Aside from categorising cannabis via its dominant subspecies, many companies operate under the following categories: recreational cannabis, medical marijuana and hemp. In most circumstances, the category they are focused on will define the products they offer.

  • Recreational Cannabis

Free from any criminal repercussions, recreational cannabis can be enjoyed by everyone (pending age restrictions) regardless of their circumstances. The degree of freedom varies from country to country, but recreational cannabis can either be grown at home or purchased from a licensed dispensary. Popular products in this category include cannabis flower, pre-rolled joints, smoking accessories, and edibles. While the number of countries accepting the use of recreational cannabis is rising, it is available in significantly fewer areas compared to medical marijuana.

  • Medical Marijuana

Medical marijuana is a term used to describe cannabis prescribed to treat a specific patient condition. Medical marijuana can be bought from a licensed dispensary, and users have to prove that they have been prescribed cannabis by a registered doctor. The number of conditions eligible for cannabis treatment continues to grow, it includes arthritis, epilepsy, cancer, insomnia and multiple sclerosis among others.

In most cases, smoking is not suitable for medicating with marijuana. For this reason, popular product categories include concentrates, tinctures, topicals and edibles.

Both medical marijuana and recreational cannabis feature a mix of strains from all three subspecies listed above. It is essential to look at a products' intended use and a company’s target market when making any investment decisions.
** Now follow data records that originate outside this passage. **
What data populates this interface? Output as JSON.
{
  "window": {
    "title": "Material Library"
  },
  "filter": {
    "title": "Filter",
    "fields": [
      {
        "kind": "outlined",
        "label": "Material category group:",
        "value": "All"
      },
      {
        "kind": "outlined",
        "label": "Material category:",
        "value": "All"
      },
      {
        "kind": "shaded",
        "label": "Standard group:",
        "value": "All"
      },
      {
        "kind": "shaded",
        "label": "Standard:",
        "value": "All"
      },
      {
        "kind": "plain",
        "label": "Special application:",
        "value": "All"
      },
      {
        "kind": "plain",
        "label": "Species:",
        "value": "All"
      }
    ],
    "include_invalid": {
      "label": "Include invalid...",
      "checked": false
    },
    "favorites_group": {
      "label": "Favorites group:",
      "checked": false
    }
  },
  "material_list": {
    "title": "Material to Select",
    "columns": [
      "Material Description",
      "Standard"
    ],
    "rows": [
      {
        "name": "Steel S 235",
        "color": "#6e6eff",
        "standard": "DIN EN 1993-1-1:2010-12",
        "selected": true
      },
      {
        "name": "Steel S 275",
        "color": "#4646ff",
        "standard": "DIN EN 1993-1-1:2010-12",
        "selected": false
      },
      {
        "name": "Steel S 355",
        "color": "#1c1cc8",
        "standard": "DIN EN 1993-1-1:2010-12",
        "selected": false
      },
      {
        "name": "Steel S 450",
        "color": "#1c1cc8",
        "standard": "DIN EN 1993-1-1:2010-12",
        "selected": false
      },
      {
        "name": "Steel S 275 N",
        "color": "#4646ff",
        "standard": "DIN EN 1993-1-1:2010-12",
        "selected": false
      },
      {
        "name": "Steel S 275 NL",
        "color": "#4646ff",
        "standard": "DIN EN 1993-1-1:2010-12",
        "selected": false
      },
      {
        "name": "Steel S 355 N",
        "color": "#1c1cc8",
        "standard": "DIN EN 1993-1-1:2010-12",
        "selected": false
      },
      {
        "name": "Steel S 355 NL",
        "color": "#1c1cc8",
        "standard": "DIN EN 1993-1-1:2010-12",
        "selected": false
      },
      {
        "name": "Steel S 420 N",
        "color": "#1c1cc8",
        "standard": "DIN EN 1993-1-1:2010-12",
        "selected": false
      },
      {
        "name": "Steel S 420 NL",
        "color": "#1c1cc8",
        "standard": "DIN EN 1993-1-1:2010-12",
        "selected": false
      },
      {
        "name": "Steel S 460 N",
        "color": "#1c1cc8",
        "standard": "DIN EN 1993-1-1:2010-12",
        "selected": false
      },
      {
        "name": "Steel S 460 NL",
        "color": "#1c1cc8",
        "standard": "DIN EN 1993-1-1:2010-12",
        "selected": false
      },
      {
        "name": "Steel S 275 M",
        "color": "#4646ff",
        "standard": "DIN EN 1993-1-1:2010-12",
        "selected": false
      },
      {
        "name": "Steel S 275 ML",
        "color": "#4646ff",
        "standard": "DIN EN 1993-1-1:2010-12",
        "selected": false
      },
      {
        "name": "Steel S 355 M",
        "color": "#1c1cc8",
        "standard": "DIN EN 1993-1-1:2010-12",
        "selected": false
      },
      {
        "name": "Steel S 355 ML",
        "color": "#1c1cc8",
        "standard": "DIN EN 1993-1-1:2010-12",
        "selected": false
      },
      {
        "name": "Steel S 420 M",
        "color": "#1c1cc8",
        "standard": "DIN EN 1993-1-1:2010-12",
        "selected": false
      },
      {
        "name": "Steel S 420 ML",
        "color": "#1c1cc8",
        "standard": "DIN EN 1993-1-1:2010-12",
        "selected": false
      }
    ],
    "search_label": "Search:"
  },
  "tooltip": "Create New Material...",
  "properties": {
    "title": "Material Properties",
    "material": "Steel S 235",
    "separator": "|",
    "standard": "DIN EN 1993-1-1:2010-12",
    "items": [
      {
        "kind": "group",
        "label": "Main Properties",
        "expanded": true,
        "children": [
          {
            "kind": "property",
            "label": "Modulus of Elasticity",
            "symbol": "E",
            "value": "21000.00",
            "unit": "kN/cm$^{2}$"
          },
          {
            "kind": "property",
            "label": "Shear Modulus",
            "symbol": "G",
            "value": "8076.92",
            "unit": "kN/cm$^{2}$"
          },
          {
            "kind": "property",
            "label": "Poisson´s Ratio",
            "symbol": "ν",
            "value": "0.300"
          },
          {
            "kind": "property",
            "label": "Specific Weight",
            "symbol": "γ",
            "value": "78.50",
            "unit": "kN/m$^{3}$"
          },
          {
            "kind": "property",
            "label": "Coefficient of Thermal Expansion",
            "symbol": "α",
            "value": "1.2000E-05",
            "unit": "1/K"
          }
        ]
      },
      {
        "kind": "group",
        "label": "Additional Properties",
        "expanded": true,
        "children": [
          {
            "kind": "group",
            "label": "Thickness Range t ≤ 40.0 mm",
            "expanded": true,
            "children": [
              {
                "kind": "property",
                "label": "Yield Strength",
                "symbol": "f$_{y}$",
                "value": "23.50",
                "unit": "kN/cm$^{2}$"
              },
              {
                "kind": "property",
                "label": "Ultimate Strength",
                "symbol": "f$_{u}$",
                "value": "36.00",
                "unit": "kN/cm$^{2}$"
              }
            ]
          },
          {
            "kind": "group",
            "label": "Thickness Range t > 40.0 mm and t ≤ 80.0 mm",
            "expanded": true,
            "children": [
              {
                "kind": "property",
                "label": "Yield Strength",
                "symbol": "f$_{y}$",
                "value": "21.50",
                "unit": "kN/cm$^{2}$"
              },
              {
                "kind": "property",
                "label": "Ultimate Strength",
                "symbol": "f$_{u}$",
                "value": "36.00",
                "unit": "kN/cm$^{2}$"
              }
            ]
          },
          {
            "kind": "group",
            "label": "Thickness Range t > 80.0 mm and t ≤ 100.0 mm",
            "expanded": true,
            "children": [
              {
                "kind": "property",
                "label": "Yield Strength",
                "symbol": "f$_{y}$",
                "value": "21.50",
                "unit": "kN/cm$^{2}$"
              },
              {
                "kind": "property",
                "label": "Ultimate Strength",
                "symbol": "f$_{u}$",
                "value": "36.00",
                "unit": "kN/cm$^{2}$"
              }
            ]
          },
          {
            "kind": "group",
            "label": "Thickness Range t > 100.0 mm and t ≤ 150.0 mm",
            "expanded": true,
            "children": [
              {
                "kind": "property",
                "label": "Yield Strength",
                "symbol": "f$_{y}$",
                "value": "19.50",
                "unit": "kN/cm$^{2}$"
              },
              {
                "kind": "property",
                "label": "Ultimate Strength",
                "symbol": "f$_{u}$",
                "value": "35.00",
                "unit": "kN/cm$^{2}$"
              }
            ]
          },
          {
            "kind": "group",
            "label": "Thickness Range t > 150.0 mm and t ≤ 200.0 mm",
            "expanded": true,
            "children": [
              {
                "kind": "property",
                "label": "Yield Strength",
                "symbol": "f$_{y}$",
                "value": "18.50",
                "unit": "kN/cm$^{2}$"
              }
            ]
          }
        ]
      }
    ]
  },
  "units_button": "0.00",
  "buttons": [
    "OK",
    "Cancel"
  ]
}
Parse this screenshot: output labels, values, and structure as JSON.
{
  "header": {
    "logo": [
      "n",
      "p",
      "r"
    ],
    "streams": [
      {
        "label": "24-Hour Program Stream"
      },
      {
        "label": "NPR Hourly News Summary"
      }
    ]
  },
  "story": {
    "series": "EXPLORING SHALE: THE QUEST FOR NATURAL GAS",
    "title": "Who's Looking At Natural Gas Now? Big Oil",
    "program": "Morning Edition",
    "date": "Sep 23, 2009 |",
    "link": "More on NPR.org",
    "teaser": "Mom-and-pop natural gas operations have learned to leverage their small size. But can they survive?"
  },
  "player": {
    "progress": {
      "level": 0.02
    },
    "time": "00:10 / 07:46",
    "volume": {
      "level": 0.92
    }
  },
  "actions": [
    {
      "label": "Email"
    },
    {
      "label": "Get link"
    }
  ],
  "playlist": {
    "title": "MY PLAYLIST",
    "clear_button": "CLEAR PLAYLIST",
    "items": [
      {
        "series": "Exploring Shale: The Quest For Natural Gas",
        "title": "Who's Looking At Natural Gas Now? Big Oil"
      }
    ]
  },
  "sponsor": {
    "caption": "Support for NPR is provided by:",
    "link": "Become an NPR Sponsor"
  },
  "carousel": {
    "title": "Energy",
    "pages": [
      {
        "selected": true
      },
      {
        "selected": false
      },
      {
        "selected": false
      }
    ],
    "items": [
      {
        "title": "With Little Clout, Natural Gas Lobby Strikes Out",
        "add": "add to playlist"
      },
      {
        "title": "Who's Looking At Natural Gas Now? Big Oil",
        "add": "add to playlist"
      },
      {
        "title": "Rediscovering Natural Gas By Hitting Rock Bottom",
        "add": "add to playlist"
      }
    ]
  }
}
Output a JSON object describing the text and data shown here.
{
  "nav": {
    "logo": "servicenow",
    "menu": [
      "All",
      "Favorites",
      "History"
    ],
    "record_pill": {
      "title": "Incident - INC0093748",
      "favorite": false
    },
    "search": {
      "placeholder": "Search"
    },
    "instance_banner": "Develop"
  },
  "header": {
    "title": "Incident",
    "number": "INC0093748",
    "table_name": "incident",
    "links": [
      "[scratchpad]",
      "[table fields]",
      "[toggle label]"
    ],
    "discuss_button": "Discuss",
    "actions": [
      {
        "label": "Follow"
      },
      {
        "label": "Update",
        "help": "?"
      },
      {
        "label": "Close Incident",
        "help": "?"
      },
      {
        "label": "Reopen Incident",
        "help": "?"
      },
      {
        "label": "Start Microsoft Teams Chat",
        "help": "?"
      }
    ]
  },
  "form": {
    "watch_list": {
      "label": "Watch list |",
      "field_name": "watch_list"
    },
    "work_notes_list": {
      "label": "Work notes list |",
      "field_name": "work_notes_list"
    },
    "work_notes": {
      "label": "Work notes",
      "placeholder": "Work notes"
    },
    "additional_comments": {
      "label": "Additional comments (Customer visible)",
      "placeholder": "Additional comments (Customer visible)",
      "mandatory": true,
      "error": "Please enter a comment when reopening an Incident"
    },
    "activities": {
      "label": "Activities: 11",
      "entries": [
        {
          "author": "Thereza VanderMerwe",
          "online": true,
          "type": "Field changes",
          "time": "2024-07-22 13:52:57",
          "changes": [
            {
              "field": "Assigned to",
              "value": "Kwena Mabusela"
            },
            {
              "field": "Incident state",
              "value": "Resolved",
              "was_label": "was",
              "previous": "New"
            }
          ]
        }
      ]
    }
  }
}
  • Hemp

Hemp is considered legal in most parts of the world as long as it contains trace amounts of THC. Hemp is technically an offshoot of the sativa subspecies, but years of selective breeding has caused it to contain a different ratio of cannabinoids. Cannabinoids are the compounds that give cannabis its wide range of effects and include THC, CBD, CBC and CBN.

Hemp is used exclusively for its high CBD concentration and features heavily in the lifestyle and wellness sectors. The lack of restriction surrounding its legality means hemp-based products are available worldwide. Through the use of sophisticated extraction processes, it is possible to remove and retain the high amounts of CBD afforded by hemp and use it in a wide range of products. These include oils, supplements, topicals, edibles and cosmetics.

Global Prohibition Didn’t Begin Until 1961

Cannabis has not always been viewed as an illicit substance. In fact, its prohibition was not instigated until quite recently. Before 1961, cannabis tinctures were available across the United States and parts of Europe as a medicinal product. Going back further than that, researchers have found an example of cannabis being used medicinally in parts of ancient China over 2000 years ago. Similar scenarios have been found in ancient Egyptian, Indian, and Nordic cultures.

It wasn’t until 1961 that the use of cannabis was outlawed across the modern world. This was a result of the Single Convention on Narcotic Drugs put into action by the United Nations and its member states. It is possible for a substance to be removed from the treaty’s four schedules of drugs, but this involves a lengthy review process and several other international bodies. At present, cannabis is part way through this process, and it is possible we will see amendments to its schedule 1 classification in 2019. Being classified as a schedule one narcotic implies it has the most significant risk to human health, something researchers are working hard to disprove.

Many countries have already decided to legalise the use of cannabis (whether recreationally or medicinally) despite the UN’s current classification.